### PROBLEM STATEMENT
Retype the entries exactly; omit all pictures.

### DATA TO EXAMINE
BEGIN

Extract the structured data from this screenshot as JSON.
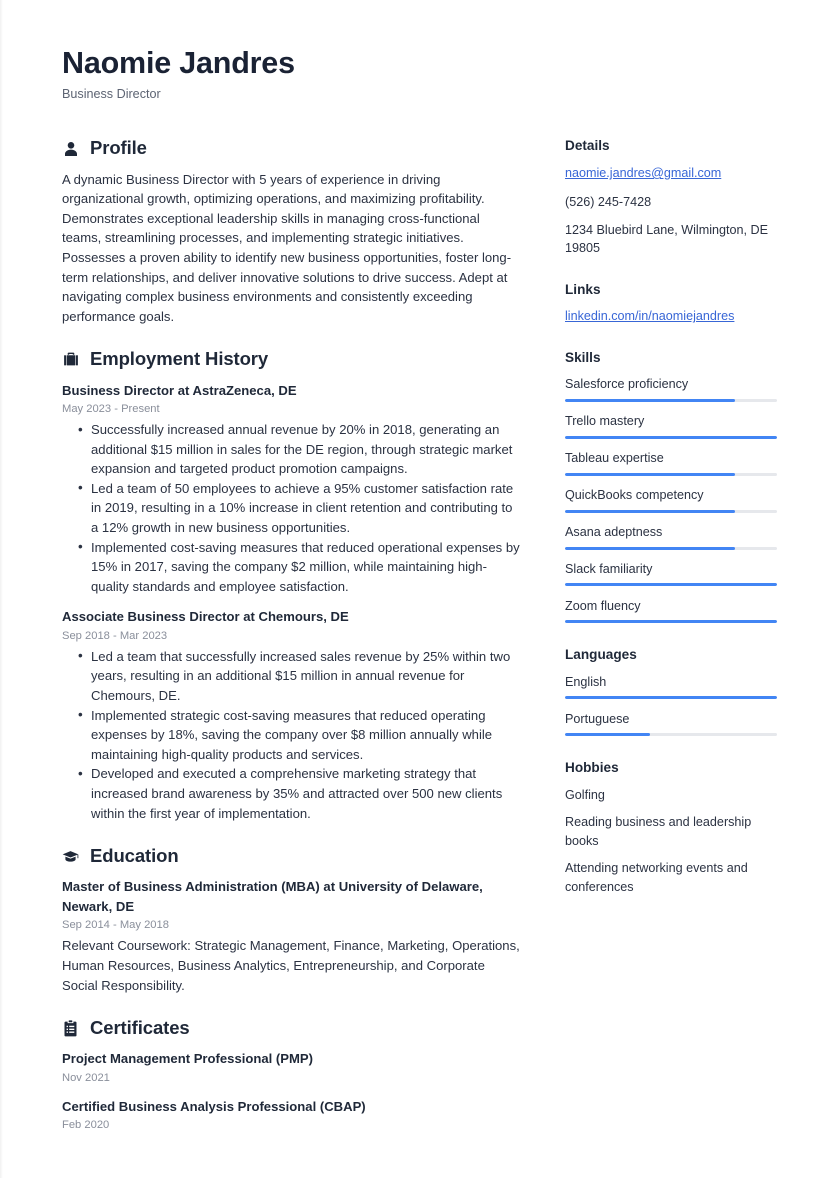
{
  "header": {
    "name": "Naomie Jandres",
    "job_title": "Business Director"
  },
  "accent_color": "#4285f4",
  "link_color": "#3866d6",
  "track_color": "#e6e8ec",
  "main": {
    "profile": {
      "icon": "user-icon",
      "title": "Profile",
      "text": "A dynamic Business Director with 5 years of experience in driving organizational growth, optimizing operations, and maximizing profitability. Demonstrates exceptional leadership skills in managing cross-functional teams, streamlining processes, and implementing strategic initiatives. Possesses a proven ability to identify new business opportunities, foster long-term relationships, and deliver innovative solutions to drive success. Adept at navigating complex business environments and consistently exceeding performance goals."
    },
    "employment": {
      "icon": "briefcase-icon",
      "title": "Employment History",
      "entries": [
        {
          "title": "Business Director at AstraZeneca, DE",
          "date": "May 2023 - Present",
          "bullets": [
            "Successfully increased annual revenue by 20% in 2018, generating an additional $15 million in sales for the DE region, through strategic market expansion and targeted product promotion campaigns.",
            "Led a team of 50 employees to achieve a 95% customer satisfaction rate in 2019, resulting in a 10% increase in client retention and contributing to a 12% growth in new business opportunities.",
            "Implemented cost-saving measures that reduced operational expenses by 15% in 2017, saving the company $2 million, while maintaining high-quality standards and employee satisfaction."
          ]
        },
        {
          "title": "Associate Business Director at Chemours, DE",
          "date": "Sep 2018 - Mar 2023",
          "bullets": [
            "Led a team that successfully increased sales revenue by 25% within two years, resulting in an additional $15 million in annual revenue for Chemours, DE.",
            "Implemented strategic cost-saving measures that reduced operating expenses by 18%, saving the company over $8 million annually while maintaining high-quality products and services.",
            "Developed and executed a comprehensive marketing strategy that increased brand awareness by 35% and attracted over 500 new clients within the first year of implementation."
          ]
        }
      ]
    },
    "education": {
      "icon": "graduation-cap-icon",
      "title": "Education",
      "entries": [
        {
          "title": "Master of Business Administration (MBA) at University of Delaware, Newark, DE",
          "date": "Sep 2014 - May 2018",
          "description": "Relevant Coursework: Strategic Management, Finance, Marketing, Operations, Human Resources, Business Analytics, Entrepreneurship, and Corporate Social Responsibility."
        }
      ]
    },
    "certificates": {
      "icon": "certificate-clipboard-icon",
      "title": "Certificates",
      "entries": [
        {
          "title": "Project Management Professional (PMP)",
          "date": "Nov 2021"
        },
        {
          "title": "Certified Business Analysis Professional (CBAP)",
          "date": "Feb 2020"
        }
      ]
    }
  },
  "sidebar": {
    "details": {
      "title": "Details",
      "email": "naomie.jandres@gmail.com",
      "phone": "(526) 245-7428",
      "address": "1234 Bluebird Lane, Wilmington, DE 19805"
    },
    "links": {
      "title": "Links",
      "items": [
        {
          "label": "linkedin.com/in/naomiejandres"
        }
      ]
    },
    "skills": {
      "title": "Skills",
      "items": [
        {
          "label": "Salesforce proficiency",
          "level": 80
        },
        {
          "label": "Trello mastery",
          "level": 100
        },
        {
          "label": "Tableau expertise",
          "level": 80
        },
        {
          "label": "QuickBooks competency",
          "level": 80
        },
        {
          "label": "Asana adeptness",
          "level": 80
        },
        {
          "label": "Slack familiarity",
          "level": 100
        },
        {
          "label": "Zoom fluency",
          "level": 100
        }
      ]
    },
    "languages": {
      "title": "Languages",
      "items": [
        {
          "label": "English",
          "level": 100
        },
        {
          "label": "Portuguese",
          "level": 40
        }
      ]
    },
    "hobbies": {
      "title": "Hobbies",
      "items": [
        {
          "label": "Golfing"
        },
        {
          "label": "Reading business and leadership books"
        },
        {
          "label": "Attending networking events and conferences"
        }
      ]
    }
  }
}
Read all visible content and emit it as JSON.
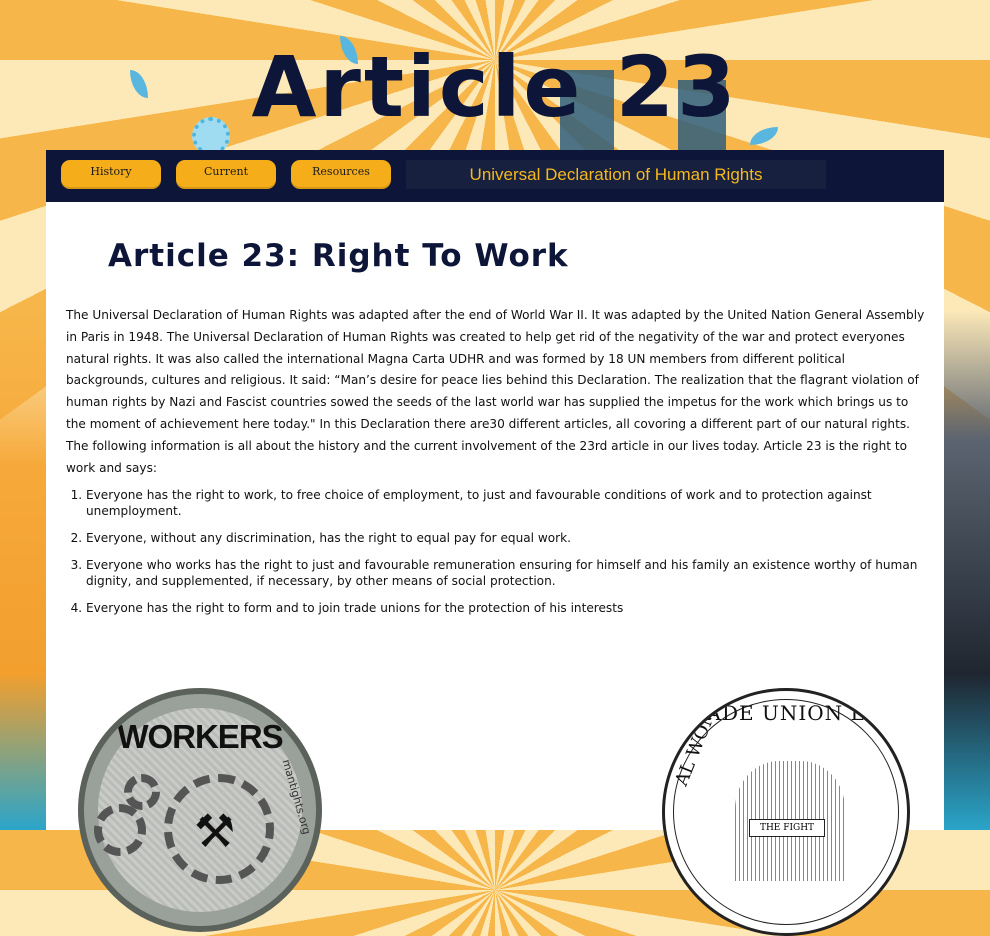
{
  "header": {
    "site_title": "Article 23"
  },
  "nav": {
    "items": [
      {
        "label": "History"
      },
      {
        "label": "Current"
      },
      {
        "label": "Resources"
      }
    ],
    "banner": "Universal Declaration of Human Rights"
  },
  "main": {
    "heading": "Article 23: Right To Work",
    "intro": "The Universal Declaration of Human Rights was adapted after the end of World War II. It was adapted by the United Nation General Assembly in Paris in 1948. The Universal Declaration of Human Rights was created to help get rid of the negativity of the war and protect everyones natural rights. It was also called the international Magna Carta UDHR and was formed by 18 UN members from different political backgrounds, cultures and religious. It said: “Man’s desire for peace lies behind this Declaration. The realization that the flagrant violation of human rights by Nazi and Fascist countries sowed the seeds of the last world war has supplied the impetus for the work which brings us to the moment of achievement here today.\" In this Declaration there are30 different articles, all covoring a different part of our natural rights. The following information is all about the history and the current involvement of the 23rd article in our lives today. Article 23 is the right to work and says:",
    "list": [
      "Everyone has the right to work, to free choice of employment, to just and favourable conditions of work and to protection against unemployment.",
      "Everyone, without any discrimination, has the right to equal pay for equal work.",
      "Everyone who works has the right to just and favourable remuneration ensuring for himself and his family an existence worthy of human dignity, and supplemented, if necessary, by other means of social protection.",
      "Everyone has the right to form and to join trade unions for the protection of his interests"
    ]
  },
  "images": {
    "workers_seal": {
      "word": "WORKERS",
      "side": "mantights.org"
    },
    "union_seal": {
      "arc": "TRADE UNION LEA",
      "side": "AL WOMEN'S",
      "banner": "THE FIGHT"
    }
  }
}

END

### YOUR SOLUTION
Extract the structured data from this screenshot as JSON.
{
  "header": {
    "name": "Naomie Jandres",
    "job_title": "Business Director"
  },
  "accent_color": "#4285f4",
  "link_color": "#3866d6",
  "track_color": "#e6e8ec",
  "main": {
    "profile": {
      "icon": "user-icon",
      "title": "Profile",
      "text": "A dynamic Business Director with 5 years of experience in driving organizational growth, optimizing operations, and maximizing profitability. Demonstrates exceptional leadership skills in managing cross-functional teams, streamlining processes, and implementing strategic initiatives. Possesses a proven ability to identify new business opportunities, foster long-term relationships, and deliver innovative solutions to drive success. Adept at navigating complex business environments and consistently exceeding performance goals."
    },
    "employment": {
      "icon": "briefcase-icon",
      "title": "Employment History",
      "entries": [
        {
          "title": "Business Director at AstraZeneca, DE",
          "date": "May 2023 - Present",
          "bullets": [
            "Successfully increased annual revenue by 20% in 2018, generating an additional $15 million in sales for the DE region, through strategic market expansion and targeted product promotion campaigns.",
            "Led a team of 50 employees to achieve a 95% customer satisfaction rate in 2019, resulting in a 10% increase in client retention and contributing to a 12% growth in new business opportunities.",
            "Implemented cost-saving measures that reduced operational expenses by 15% in 2017, saving the company $2 million, while maintaining high-quality standards and employee satisfaction."
          ]
        },
        {
          "title": "Associate Business Director at Chemours, DE",
          "date": "Sep 2018 - Mar 2023",
          "bullets": [
            "Led a team that successfully increased sales revenue by 25% within two years, resulting in an additional $15 million in annual revenue for Chemours, DE.",
            "Implemented strategic cost-saving measures that reduced operating expenses by 18%, saving the company over $8 million annually while maintaining high-quality products and services.",
            "Developed and executed a comprehensive marketing strategy that increased brand awareness by 35% and attracted over 500 new clients within the first year of implementation."
          ]
        }
      ]
    },
    "education": {
      "icon": "graduation-cap-icon",
      "title": "Education",
      "entries": [
        {
          "title": "Master of Business Administration (MBA) at University of Delaware, Newark, DE",
          "date": "Sep 2014 - May 2018",
          "description": "Relevant Coursework: Strategic Management, Finance, Marketing, Operations, Human Resources, Business Analytics, Entrepreneurship, and Corporate Social Responsibility."
        }
      ]
    },
    "certificates": {
      "icon": "certificate-clipboard-icon",
      "title": "Certificates",
      "entries": [
        {
          "title": "Project Management Professional (PMP)",
          "date": "Nov 2021"
        },
        {
          "title": "Certified Business Analysis Professional (CBAP)",
          "date": "Feb 2020"
        }
      ]
    }
  },
  "sidebar": {
    "details": {
      "title": "Details",
      "email": "naomie.jandres@gmail.com",
      "phone": "(526) 245-7428",
      "address": "1234 Bluebird Lane, Wilmington, DE 19805"
    },
    "links": {
      "title": "Links",
      "items": [
        {
          "label": "linkedin.com/in/naomiejandres"
        }
      ]
    },
    "skills": {
      "title": "Skills",
      "items": [
        {
          "label": "Salesforce proficiency",
          "level": 80
        },
        {
          "label": "Trello mastery",
          "level": 100
        },
        {
          "label": "Tableau expertise",
          "level": 80
        },
        {
          "label": "QuickBooks competency",
          "level": 80
        },
        {
          "label": "Asana adeptness",
          "level": 80
        },
        {
          "label": "Slack familiarity",
          "level": 100
        },
        {
          "label": "Zoom fluency",
          "level": 100
        }
      ]
    },
    "languages": {
      "title": "Languages",
      "items": [
        {
          "label": "English",
          "level": 100
        },
        {
          "label": "Portuguese",
          "level": 40
        }
      ]
    },
    "hobbies": {
      "title": "Hobbies",
      "items": [
        {
          "label": "Golfing"
        },
        {
          "label": "Reading business and leadership books"
        },
        {
          "label": "Attending networking events and conferences"
        }
      ]
    }
  }
}
Read all visible content and emit it as JSON.
{
  "header": {
    "site_title": "Article 23"
  },
  "nav": {
    "items": [
      {
        "label": "History"
      },
      {
        "label": "Current"
      },
      {
        "label": "Resources"
      }
    ],
    "banner": "Universal Declaration of Human Rights"
  },
  "main": {
    "heading": "Article 23: Right To Work",
    "intro": "The Universal Declaration of Human Rights was adapted after the end of World War II. It was adapted by the United Nation General Assembly in Paris in 1948. The Universal Declaration of Human Rights was created to help get rid of the negativity of the war and protect everyones natural rights. It was also called the international Magna Carta UDHR and was formed by 18 UN members from different political backgrounds, cultures and religious. It said: “Man’s desire for peace lies behind this Declaration. The realization that the flagrant violation of human rights by Nazi and Fascist countries sowed the seeds of the last world war has supplied the impetus for the work which brings us to the moment of achievement here today.\" In this Declaration there are30 different articles, all covoring a different part of our natural rights. The following information is all about the history and the current involvement of the 23rd article in our lives today. Article 23 is the right to work and says:",
    "list": [
      "Everyone has the right to work, to free choice of employment, to just and favourable conditions of work and to protection against unemployment.",
      "Everyone, without any discrimination, has the right to equal pay for equal work.",
      "Everyone who works has the right to just and favourable remuneration ensuring for himself and his family an existence worthy of human dignity, and supplemented, if necessary, by other means of social protection.",
      "Everyone has the right to form and to join trade unions for the protection of his interests"
    ]
  },
  "images": {
    "workers_seal": {
      "word": "WORKERS",
      "side": "mantights.org"
    },
    "union_seal": {
      "arc": "TRADE UNION LEA",
      "side": "AL WOMEN'S",
      "banner": "THE FIGHT"
    }
  }
}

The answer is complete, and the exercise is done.